Illinois Temporary Guardianship: What is the process for establishing temporary guardianship?

Understanding Illinois Temporary Guardianship

In Illinois, temporary guardianship refers to the short-term appointment of an individual to care for another person, often a child or an incapacitated adult, when the usual guardian is unable to fulfill their duties. This legal mechanism ensures that the person in need of care continues to receive support during periods when their primary guardian is unavailable.

The Process for Establishing Temporary Guardianship in Illinois

To establish temporary guardianship in Illinois, one must navigate through several legal steps to ensure the arrangement is recognized and enforceable by law. The following outlines this process:

  1. Petition for Appointment of Temporary Guardian: The process begins with filing a Petition for Appointment of Temporary Guardian with the court. This document should detail the reasons why a temporary guardian is necessary and demonstrate how the appointment serves the best interest of the ward.
  2. Notice: Illinois law requires that notice of the guardianship proceedings be given to interested parties, including the proposed ward and immediate family members. This ensures that all concerned parties are aware of the situation and have an opportunity to object or provide input if they wish.
  3. Hearing: A hearing is then scheduled where the court will evaluate the petition. The petitioner must provide evidence supporting the need for temporary guardianship.
  4. Appointment: If the court is satisfied that temporary guardianship is warranted, it will appoint a temporary guardian. This individual will have legal authority to make decisions on behalf of the ward for a specified period or until a particular event occurs.
  5. Duties and Limitations: The temporary guardian is obligated to fulfill their duties responsibly and in accordance with any limitations set forth by the court. They must prioritize the ward's best interests in all decisions.

It's important to note that temporary guardianships are typically granted for a limited time, often not exceeding 60 days without further court approval.

Historical References and Examples

Historically, guardianship laws have been enacted to protect individuals who cannot protect themselves. In one landmark case in Illinois, In re Estate of K.E.J., it was determined that a temporary guardian's authority should be specifically tailored to meet the immediate needs of the ward without overriding any more permanent arrangements already in place.

In another instance, during natural disasters such as floods or tornadoes that have impacted Illinois communities, courts have expediently appointed temporary guardians to ensure children’s safety when their parents were temporarily incapacitated or unreachable.

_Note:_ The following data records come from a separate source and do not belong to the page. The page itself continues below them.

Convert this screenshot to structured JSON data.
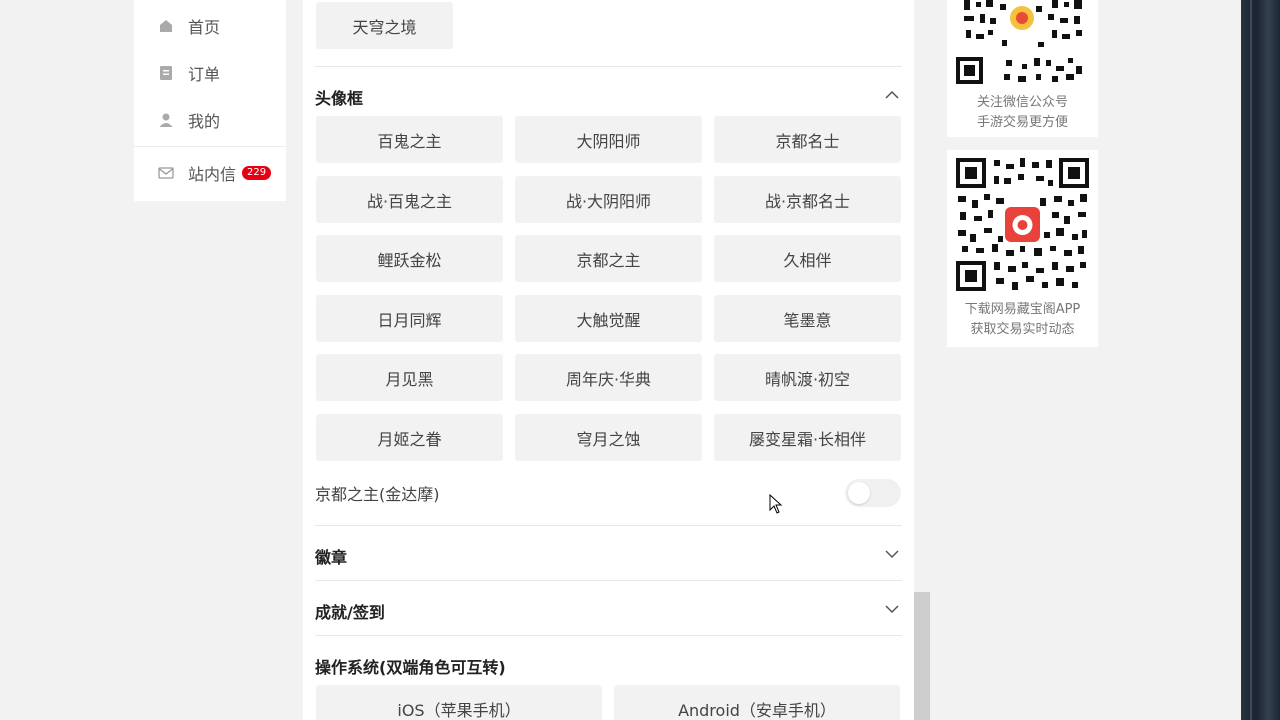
{
  "nav": {
    "items": [
      {
        "label": "首页",
        "icon": "home-icon"
      },
      {
        "label": "订单",
        "icon": "order-icon"
      },
      {
        "label": "我的",
        "icon": "user-icon"
      },
      {
        "label": "站内信",
        "icon": "mail-icon",
        "badge": "229"
      }
    ]
  },
  "top_option": "天穹之境",
  "avatar_frame": {
    "title": "头像框",
    "options": [
      "百鬼之主",
      "大阴阳师",
      "京都名士",
      "战·百鬼之主",
      "战·大阴阳师",
      "战·京都名士",
      "鲤跃金松",
      "京都之主",
      "久相伴",
      "日月同辉",
      "大触觉醒",
      "笔墨意",
      "月见黑",
      "周年庆·华典",
      "晴帆渡·初空",
      "月姬之眷",
      "穹月之蚀",
      "屡变星霜·长相伴"
    ],
    "toggle_label": "京都之主(金达摩)",
    "toggle_on": false
  },
  "badge_section": {
    "title": "徽章"
  },
  "achievement_section": {
    "title": "成就/签到"
  },
  "os_section": {
    "title": "操作系统(双端角色可互转)",
    "options": [
      "iOS（苹果手机）",
      "Android（安卓手机）"
    ]
  },
  "qr_wechat": {
    "line1": "关注微信公众号",
    "line2": "手游交易更方便"
  },
  "qr_app": {
    "line1": "下载网易藏宝阁APP",
    "line2": "获取交易实时动态"
  },
  "colors": {
    "accent": "#e60012",
    "option_bg": "#f2f2f2"
  }
}
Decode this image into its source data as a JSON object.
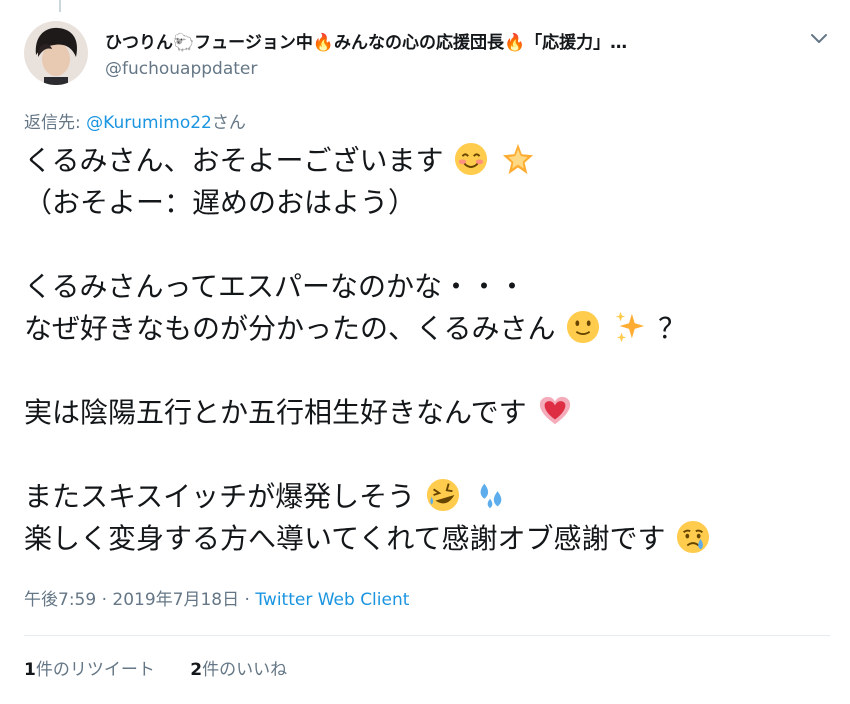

The process of establishing temporary guardianship in Illinois is designed to be responsive to urgent circumstances while still providing a structured legal framework for protection. By understanding and following these outlined steps, individuals can navigate this process effectively, ensuring those unable to care for themselves are not left without support when they most need it.